“…In a 2018 study published in Nature, Karin’s team had shown that damaged mitochondria activate the NLRP3 inflammasome. The researchers also found that the NLRP3 inflammasome is de-activated when mitochondria are removed by the cell’s internal waste recycling process, called mitophagy.” After that, we wondered if we could reduce harmful excess inflammation by intentionally inducing mitophagy, which would eliminate damaged mitochondria and should in turn pre-emptively inhibit NLRP3 inflammasome activation,” Karin said. “But at the time we didn’t have a good way to induce mitophagy.” More recently, Sanchez-Lopez was studying how macrophages regulate their uptake of choline, a nutrient critical for metabolism, when she discovered something that can initiate mitophagy: an inhibitor of the enzyme choline kinase (ChoK). With ChoK inhibited, choline is no longer incorporated into mitochondrial membranes. As a result, the cells perceive the mitochondria as damaged, and cleared them away by mitophagy. “Most importantly, by getting rid of damaged mitochondria with ChoK inhibitors, we were finally able to inhibit NLRP3 inflammasome activation,” Karin said. To test their new ability to control NLRP3 inflammasome in a living system, the researchers turned to mice. They discovered that treatment with ChoK inhibitors prevented acute inflammation caused by uric acid (accumulation of which triggers gout flares) and a bacterial toxin. By several measures, ChoK inhibitor treatment also reversed chronic inflammation associated with a genetic disease called Muckle-Well Syndrome, which is caused by mutations in NLRP3 genes. One such measure is spleen size—the larger the spleen, the more inflammation. The spleens of Muckle-Well Syndrome mice are on average twice as large as normal mice, but their spleen sizes normalized after ChoK inhibitor treatment.”
“…However, foreign particles don’t act directly on the NLRP3-inflammasome.
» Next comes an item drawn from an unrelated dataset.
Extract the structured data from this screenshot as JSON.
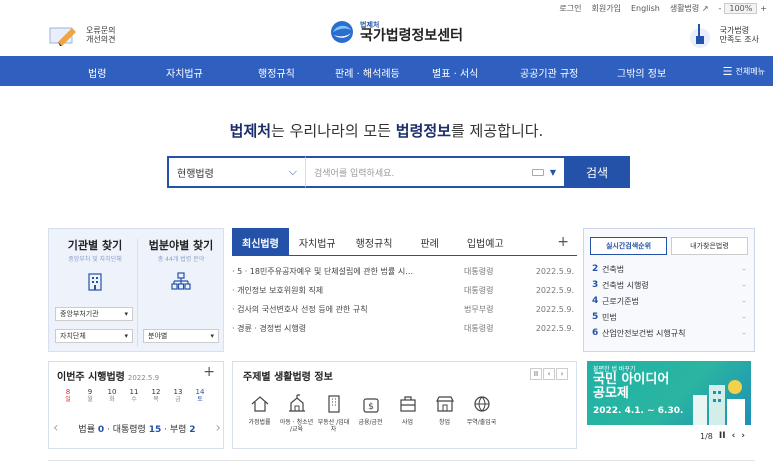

Instead, Karin’s team found, foreign particles damage the macrophage’s mitochondria—the cell’s energy-producing “power plant.” In turn, damaged mitochondria release signals that activate the NLRP3-inflammasome and keep it cranking out IL-1beta. That’s a good thing if your body needs to clear out invading particles or microbes, but continuous production of IL-1beta is very dangerous—it can easily lead to an inflammatory chain reaction that results in multi-organ failure, septic shock and death. The body needs a way to turn off IL-1beta production by NLRP3-inflammasomes. To do this, Karin’s team discovered, macrophages responding to foreign microbes and irritants also bump up production of p62. This protein coats damaged mitochondria that release inflammasome-activating signals and ensures they are eliminated. Once these damaged mitochondria are removed, the NLRP3-inflammasome de-activates and IL-1beta production is turned off. “We’ve suspected for quite some time that damage to mitochondria caused by either genetic or environmental factors is the root cause of many age-related diseases, all of which are associated with chronic, low-grade inflammation,” said Zhong. “Therefore, p62—and its part in eliminating damaged mitochondria—could provide a new target for preventing such diseases. Indeed, we already know that another protein that collaborates with p62 to eliminate damaged mitochondria is Parkin, which plays a role in a rare form of Parkinson’s disease.”